This article from Writing Cooperative defines the inciting incident as “the moment the protagonist’s world changes in a dramatic way,” and it does a good job of placing the inciting incident in the context of the classic story arc.
My current revision task: moving the inciting incident in my novel from page 64, where it used to be, to somewhere within the first 50 pages.
Basically, my goal right now is to get the beginning of my manuscript in the best possible shape, and to keep the action moving forward as much as possible, so that a prospective agent will want to keep reading (and request more pages!).
How I did this:
1) Cut an entire character, the chaperone who escorts my protagonist and her sister aboard a train voyage from New Hampshire to Washington, D.C. (with a stop in New York) in January 1865. She’s completely fictional (as opposed to many of my other characters) and I really liked her, but after the first chapter or so I couldn’t really think of a way to keep her in the action, and she drops out of sight completely. So it feels odd to have her play such a central role in the first part. Cutting her created other problems, though: would the sisters have been allowed to travel alone? Maybe the mother should go with them? But if the mother’s with them, can they have such a candid conversation in the carriage on the way to the hotel, which lays out crucial back story/characterization that I need to be right up front?

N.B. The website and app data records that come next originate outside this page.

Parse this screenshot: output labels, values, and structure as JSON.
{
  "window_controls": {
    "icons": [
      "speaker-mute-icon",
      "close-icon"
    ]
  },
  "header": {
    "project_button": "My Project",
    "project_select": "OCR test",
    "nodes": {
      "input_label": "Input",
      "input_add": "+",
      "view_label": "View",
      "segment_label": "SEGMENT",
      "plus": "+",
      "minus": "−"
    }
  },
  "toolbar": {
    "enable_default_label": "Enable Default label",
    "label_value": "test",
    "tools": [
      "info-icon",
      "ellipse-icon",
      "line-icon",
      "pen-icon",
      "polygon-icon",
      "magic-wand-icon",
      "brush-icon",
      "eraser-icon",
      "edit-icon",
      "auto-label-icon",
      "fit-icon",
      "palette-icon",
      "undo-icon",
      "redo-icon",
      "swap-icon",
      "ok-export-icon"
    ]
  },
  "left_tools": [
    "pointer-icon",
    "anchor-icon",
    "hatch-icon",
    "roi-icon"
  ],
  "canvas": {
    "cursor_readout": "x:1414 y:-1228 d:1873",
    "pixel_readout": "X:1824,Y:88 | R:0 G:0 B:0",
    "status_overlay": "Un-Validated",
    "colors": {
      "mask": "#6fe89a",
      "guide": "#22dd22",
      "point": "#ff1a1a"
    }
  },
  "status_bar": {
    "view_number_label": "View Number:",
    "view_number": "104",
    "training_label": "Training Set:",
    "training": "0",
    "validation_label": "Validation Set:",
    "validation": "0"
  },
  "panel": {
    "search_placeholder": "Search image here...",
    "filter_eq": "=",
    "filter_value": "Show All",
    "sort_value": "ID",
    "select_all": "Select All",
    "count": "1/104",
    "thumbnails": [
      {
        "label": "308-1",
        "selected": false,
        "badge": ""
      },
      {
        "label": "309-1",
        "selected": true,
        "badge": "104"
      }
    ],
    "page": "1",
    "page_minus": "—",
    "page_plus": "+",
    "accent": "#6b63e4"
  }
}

Hmm…that still needs work.
2) Cut a bunch of back story about the political machinations in Washington circa 1865 and the reasons why my protagonist’s father is out of a job.
3) Cut about 2/3 of a chapter where my heroine and her sister talk about how they never expected to be unmarried at 26 and 30, respectively, and my heroine reminisces about her sister’s teenage sweetheart and their outing to the Crystal Palace exhibition in New York City in 1853 (from a much longer section of backstory I loved writing, but ended up cutting a few years ago—yes, I have been working on this novel for the better part of a decade at this point!). This may show up later in the novel but does not help move the story forward, which is goal #1 for this first section.
Just making these cuts moved the entrance of my notorious love interest/super-villain from page 64 to roughly page 40, which I would say is a big improvement.